*What to do*. Which lines in the data below contain the word "Dynamic"? Return each of them.

(Component data from apps and pages)
= Beginning of Section =

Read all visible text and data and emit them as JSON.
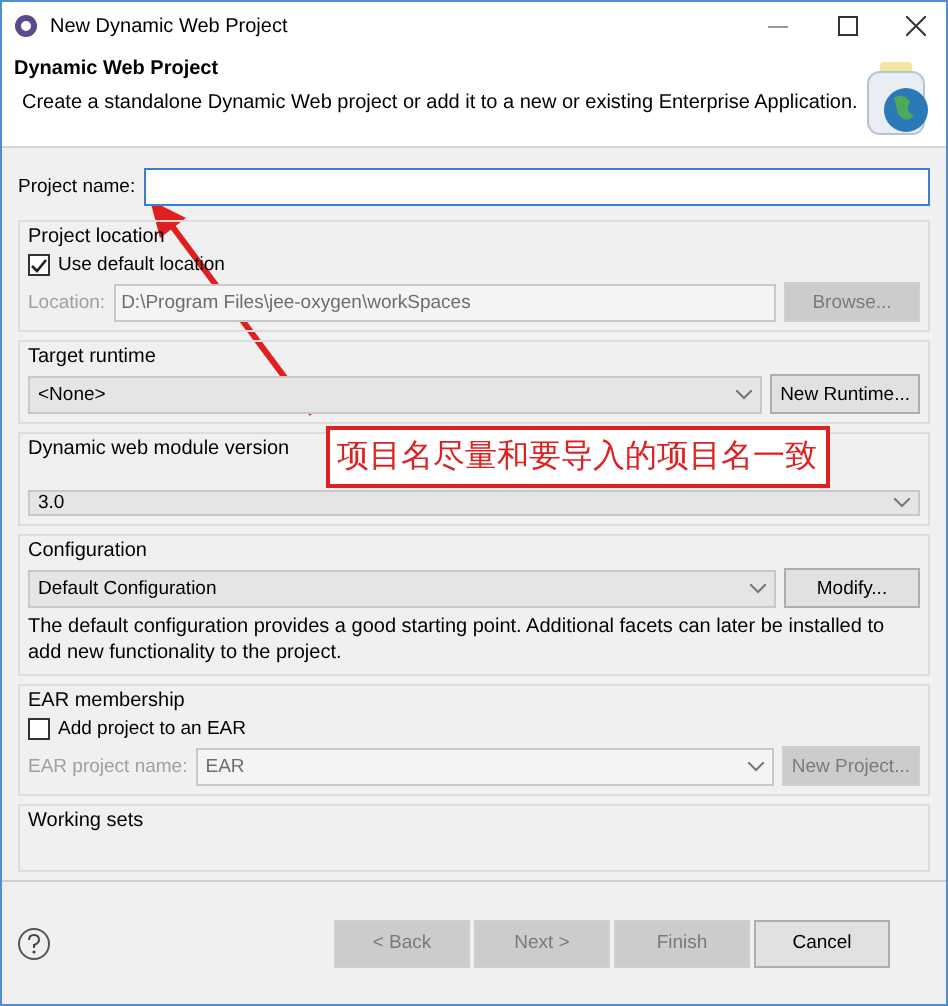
{
  "window": {
    "title": "New Dynamic Web Project"
  },
  "header": {
    "title": "Dynamic Web Project",
    "description": "Create a standalone Dynamic Web project or add it to a new or existing Enterprise Application."
  },
  "project_name": {
    "label": "Project name:"
  },
  "project_location": {
    "title": "Project location",
    "use_default": {
      "label": "Use default location",
      "checked": true
    },
    "location": {
      "label": "Location:",
      "value": "D:\\Program Files\\jee-oxygen\\workSpaces",
      "disabled": true
    },
    "browse": {
      "label": "Browse...",
      "disabled": true
    }
  },
  "target_runtime": {
    "title": "Target runtime",
    "value": "<None>",
    "button": "New Runtime..."
  },
  "module_version": {
    "title": "Dynamic web module version",
    "value": "3.0"
  },
  "configuration": {
    "title": "Configuration",
    "value": "Default Configuration",
    "button": "Modify...",
    "description": "The default configuration provides a good starting point. Additional facets can later be installed to add new functionality to the project."
  },
  "ear_membership": {
    "title": "EAR membership",
    "add": {
      "label": "Add project to an EAR",
      "checked": false
    },
    "ear_name": {
      "label": "EAR project name:",
      "value": "EAR",
      "disabled": true
    },
    "new_project": {
      "label": "New Project...",
      "disabled": true
    }
  },
  "working_sets": {
    "title": "Working sets"
  },
  "annotation": {
    "text": "项目名尽量和要导入的项目名一致"
  },
  "buttons": [
    {
      "label": "< Back",
      "disabled": true
    },
    {
      "label": "Next >",
      "disabled": true
    },
    {
      "label": "Finish",
      "disabled": true
    },
    {
      "label": "Cancel",
      "disabled": false
    }
  ]
}
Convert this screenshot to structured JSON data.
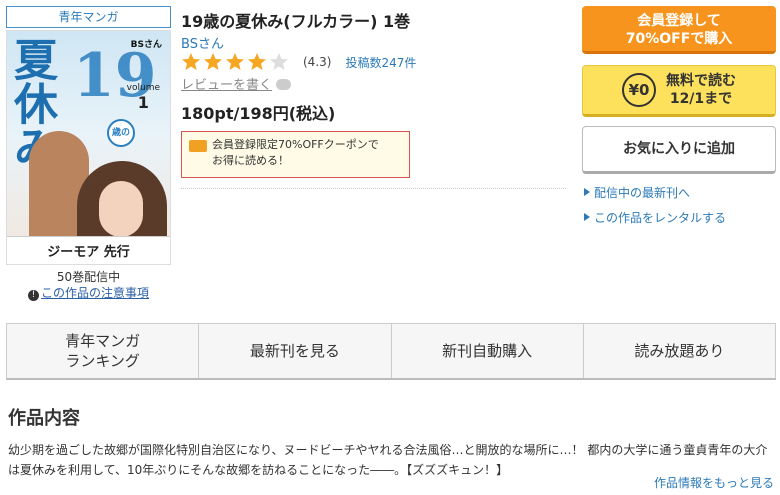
{
  "genre_tag": "青年マンガ",
  "cover": {
    "author_small": "BSさん",
    "title_glyphs": "夏休み",
    "number": "19",
    "circle_char": "歳の",
    "volume_prefix": "volume",
    "volume_number": "1",
    "label_band": "ジーモア 先行"
  },
  "volume_count": "50巻配信中",
  "caution_link": "この作品の注意事項",
  "book": {
    "title": "19歳の夏休み(フルカラー) 1巻",
    "author": "BSさん",
    "rating_value": "(4.3)",
    "rating_stars": 4.3,
    "post_count": "投稿数247件",
    "review_link": "レビューを書く",
    "price": "180pt/198円(税込)"
  },
  "coupon": {
    "line1": "会員登録限定70%OFFクーポンで",
    "line2": "お得に読める！"
  },
  "buttons": {
    "register_line1": "会員登録して",
    "register_line2": "70%OFFで購入",
    "free_yen": "¥0",
    "free_line1": "無料で読む",
    "free_line2": "12/1まで",
    "favorite": "お気に入りに追加"
  },
  "side_links": [
    "配信中の最新刊へ",
    "この作品をレンタルする"
  ],
  "tabs": [
    {
      "line1": "青年マンガ",
      "line2": "ランキング"
    },
    {
      "line1": "最新刊を見る",
      "line2": ""
    },
    {
      "line1": "新刊自動購入",
      "line2": ""
    },
    {
      "line1": "読み放題あり",
      "line2": ""
    }
  ],
  "section_title": "作品内容",
  "description_line1": "幼少期を過ごした故郷が国際化特別自治区になり、ヌードビーチやヤれる合法風俗…と開放的な場所に…！ 都内の大学に通う童貞青年の大介",
  "description_line2": "は夏休みを利用して、10年ぶりにそんな故郷を訪ねることになった――。【ズズズキュン！】",
  "more_link": "作品情報をもっと見る",
  "colors": {
    "accent_blue": "#2b7ab8",
    "register_orange": "#f7941d",
    "free_yellow": "#fde15c",
    "star_gold": "#f5a623",
    "coupon_border": "#d9534f"
  }
}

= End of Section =

*Finished exercise*.
    "title": "New Dynamic Web Project"
    "title": "Dynamic Web Project",
    "description": "Create a standalone Dynamic Web project or add it to a new or existing Enterprise Application."
    "title": "Dynamic web module version",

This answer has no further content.